Every story requires an ending and what is offered here works well. It was, however, just a little drawn out with a denouement a tad sweeter than my tastes.

This is a lengthy book but one that never feels bloated. Rather there is interest and meaning to be found in each direction taken. Cross referencing across side stories required attention to detail, much of which will likely have been missed on this first read through. I am confident it will continue to reveal new facets over numerous rereads.

Any Cop?: A strong and highly imaginative work of immersive fantasy fiction. Story construction will henceforth be viewed through a more vivid lens.

 

Jackie Law

Book Review: The Night Circus

The Night Circus UK
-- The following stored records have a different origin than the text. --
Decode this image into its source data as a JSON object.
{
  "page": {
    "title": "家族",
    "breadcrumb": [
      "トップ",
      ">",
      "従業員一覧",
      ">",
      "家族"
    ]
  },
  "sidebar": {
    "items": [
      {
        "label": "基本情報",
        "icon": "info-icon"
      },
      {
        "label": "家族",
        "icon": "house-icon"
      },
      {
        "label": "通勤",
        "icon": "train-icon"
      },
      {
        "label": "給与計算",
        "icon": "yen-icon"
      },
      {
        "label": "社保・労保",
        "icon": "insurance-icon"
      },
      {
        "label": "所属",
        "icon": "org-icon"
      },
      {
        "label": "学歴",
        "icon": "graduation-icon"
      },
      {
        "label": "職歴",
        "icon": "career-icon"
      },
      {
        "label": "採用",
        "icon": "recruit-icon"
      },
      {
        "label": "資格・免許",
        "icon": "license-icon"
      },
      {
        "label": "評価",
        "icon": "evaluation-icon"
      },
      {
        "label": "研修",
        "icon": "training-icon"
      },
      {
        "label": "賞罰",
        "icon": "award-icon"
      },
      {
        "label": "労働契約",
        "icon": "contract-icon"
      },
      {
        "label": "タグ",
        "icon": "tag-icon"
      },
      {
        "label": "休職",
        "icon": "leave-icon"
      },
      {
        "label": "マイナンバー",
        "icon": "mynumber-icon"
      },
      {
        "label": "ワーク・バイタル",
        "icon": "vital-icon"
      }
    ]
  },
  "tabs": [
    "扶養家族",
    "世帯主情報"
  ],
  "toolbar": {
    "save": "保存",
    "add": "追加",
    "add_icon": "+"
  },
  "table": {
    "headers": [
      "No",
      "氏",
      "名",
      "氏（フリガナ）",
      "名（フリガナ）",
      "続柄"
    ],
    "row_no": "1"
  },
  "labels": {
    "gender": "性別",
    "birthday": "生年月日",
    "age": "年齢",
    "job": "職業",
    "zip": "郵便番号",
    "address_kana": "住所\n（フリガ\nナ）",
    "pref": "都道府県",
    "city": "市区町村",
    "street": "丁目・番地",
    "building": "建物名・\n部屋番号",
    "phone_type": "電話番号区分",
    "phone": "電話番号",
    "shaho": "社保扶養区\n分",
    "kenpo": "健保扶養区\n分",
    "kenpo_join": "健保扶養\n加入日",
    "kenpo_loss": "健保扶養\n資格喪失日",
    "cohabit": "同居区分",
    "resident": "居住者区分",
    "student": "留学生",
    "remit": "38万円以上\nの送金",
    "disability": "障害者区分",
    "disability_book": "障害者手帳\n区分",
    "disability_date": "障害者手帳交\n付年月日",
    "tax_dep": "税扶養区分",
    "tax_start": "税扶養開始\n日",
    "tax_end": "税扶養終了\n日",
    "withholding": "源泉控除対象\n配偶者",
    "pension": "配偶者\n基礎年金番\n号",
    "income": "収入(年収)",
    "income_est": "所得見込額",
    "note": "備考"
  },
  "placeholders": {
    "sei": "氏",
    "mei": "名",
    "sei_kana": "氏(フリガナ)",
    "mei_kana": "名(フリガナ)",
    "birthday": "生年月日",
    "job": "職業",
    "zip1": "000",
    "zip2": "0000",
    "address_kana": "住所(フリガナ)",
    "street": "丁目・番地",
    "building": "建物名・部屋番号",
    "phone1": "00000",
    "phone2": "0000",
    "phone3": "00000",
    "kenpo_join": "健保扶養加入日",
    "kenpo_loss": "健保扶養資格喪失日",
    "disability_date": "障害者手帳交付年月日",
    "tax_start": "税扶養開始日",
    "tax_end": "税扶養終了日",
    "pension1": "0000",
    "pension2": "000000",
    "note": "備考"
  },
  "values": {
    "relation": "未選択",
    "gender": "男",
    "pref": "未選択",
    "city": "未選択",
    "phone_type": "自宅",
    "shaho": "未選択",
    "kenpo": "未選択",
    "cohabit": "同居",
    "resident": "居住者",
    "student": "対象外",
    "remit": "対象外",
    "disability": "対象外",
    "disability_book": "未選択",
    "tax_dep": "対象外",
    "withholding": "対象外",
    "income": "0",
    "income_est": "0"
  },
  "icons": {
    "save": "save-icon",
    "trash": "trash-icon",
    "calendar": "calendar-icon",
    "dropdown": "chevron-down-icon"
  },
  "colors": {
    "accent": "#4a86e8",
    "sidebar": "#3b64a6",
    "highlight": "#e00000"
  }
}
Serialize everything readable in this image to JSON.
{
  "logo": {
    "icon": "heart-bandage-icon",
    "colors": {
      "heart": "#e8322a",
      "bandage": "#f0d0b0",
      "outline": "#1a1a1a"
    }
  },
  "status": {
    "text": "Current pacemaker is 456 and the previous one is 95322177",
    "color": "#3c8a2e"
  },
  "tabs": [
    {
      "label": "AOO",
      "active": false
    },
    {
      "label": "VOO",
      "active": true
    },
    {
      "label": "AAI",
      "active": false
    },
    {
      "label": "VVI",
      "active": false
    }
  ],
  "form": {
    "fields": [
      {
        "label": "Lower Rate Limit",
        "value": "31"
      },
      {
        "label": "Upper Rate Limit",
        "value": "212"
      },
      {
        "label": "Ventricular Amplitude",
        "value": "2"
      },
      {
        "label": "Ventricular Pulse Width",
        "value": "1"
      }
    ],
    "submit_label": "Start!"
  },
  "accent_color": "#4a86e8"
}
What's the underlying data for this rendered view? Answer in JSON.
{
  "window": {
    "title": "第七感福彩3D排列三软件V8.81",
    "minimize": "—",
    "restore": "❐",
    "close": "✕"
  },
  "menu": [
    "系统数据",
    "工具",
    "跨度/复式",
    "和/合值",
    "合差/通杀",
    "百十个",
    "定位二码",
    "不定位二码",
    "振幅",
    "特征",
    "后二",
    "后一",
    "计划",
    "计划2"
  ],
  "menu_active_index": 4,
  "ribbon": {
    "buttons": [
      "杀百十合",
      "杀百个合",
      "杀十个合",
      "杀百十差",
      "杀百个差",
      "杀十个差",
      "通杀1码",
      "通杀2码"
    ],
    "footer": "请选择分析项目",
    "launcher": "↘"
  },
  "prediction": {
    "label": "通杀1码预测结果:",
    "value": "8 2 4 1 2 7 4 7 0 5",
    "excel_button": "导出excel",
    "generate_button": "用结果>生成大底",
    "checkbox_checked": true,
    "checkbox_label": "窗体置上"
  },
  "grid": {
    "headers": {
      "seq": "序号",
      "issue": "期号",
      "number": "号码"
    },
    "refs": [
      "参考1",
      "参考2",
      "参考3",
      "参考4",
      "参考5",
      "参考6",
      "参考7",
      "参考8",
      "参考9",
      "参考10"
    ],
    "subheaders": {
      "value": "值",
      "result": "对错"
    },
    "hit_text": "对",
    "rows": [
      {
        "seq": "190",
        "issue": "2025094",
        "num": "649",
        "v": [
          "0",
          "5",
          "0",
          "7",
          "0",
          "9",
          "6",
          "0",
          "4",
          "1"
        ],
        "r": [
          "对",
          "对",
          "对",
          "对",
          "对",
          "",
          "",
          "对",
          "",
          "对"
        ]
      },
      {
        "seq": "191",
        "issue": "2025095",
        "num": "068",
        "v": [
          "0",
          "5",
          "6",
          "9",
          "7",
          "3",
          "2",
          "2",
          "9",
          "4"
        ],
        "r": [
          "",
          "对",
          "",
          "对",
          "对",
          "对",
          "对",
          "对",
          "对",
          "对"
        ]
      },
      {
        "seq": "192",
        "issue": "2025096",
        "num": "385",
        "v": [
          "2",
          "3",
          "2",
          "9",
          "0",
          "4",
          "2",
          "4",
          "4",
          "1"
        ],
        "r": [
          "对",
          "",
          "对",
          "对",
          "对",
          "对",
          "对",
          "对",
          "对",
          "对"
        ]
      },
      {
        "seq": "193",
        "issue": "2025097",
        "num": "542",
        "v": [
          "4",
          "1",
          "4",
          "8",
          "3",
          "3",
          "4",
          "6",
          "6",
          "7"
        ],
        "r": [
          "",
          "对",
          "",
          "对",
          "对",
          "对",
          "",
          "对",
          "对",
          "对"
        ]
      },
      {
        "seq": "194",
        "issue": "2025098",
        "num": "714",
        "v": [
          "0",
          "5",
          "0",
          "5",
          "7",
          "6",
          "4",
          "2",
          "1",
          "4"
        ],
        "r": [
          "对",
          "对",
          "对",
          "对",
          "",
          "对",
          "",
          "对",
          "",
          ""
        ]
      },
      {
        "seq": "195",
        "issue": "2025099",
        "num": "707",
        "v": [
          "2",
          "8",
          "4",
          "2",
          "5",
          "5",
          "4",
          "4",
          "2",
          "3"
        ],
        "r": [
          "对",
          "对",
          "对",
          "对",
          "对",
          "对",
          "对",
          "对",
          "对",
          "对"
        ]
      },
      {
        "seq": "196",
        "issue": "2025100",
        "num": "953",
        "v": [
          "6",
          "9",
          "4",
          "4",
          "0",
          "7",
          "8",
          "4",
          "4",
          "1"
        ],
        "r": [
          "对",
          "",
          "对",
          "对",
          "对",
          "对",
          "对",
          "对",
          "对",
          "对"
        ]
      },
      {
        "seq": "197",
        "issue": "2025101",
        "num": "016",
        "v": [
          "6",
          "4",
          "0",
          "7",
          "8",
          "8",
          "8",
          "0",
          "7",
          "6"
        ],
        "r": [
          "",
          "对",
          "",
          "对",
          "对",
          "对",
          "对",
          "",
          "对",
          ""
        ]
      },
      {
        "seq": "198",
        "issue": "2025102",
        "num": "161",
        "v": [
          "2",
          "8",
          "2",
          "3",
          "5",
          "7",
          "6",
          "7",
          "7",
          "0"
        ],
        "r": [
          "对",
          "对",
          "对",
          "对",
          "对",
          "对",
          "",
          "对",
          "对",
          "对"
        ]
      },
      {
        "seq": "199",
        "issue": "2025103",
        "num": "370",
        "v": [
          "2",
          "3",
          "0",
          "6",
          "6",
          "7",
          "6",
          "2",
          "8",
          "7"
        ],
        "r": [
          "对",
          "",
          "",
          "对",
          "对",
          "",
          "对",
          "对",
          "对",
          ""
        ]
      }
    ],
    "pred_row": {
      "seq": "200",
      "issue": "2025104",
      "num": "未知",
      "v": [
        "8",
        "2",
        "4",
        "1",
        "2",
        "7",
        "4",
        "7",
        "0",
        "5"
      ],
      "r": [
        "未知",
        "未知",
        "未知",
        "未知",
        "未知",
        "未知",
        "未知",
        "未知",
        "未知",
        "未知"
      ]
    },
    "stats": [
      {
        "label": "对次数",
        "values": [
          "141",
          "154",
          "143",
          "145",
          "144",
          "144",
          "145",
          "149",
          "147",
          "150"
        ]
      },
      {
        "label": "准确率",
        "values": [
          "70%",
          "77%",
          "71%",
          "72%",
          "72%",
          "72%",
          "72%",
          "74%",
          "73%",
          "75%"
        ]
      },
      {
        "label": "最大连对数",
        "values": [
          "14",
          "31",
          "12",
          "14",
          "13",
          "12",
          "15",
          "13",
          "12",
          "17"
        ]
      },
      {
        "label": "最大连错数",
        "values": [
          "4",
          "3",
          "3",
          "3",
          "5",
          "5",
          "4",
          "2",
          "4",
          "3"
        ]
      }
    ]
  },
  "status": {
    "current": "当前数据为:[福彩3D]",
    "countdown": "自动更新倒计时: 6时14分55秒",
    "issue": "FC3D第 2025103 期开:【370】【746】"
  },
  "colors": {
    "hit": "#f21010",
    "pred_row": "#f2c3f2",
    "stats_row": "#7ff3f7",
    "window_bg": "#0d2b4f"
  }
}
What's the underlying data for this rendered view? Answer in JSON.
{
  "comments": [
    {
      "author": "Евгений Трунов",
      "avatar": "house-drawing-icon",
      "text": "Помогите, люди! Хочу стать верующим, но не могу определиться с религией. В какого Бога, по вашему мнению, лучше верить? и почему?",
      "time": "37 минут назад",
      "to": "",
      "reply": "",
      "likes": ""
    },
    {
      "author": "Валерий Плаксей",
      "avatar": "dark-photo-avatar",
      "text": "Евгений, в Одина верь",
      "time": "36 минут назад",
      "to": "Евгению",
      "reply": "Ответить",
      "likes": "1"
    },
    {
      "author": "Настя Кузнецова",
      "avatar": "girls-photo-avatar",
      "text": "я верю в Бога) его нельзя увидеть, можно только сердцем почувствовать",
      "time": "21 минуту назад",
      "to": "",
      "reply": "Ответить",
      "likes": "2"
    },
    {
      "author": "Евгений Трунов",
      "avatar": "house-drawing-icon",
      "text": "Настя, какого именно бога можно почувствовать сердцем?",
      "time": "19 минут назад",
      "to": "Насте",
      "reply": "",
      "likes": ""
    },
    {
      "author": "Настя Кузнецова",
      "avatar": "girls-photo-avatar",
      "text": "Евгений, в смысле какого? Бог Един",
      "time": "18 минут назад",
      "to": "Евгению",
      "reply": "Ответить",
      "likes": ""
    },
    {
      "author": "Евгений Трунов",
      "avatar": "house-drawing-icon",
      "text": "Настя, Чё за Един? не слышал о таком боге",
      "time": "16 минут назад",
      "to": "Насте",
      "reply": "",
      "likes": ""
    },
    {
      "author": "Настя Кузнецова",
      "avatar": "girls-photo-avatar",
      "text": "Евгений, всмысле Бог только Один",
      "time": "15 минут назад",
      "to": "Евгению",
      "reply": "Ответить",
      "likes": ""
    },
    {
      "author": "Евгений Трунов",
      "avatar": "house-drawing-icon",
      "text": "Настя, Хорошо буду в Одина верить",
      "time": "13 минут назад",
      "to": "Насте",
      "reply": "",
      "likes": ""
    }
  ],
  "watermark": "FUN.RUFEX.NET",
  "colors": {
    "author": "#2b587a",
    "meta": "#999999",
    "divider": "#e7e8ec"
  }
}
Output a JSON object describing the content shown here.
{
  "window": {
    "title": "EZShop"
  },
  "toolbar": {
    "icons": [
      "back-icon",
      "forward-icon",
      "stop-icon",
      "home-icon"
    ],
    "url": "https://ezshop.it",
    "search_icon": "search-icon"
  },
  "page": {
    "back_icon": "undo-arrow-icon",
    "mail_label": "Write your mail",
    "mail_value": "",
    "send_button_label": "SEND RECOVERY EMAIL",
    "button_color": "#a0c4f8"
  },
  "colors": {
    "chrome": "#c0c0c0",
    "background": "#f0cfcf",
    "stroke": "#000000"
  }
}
The Night Circus by Erin Morgenstern is a glorious assault on the senses. Full of sumptuous, descriptive prose that reads like poetry in places, it takes the reader on a fabulous journey through time where nothing can be taken for granted. Just as visitors to the circus wind through seemingly never ending pathways and tents filled with wonder, sometimes exploring new vistas, sometimes criss crossing back along well trodden paths; so the plot twists and turns but never disappoints as it develops it’s characters and exposes just enough of it’s secrets to elicit a gasp of delight or fear as the reader guesses at where they could be going next. It is dream like yet deliciously believable in so many ways.

The book is at heart a love story with allegorical undertones. The writing is rich but never cloying, the author’s imagination both original and delightful. Nothing is easy for the protagonists as they slowly decipher the secrets behind the lives that have been chosen for them, yet this is not written as a tragedy but as a lesson in hope. The lessons that they learn about how an individual’s actions impact all around are universal.

I particularly liked the constant references to how most do not take notice of what is happening right in front of them, how most will not believe what they see if they have been conditioned to think in a certain way.

I read this book over two days, having to put it down from time to time to absorb the imagery and think through the latest nugget of understanding as another layer in the mystery was peeled off. It is not a difficult read but should not be skimmed. By allowing the story to permeate I became absorbed in the tale, feeling satisfied if somewhat bereft when the book was concluded.

I am told that it has received mixed reviews from readers; I do not understand why. I thoroughly enjoyed immersing myself in the fantasy world of the Night Circus, in the idea that magic could exist and be learned. Who can truly say what in life is illusion and what is real? Those who have not read this book have a treat in store should they choose to indulge.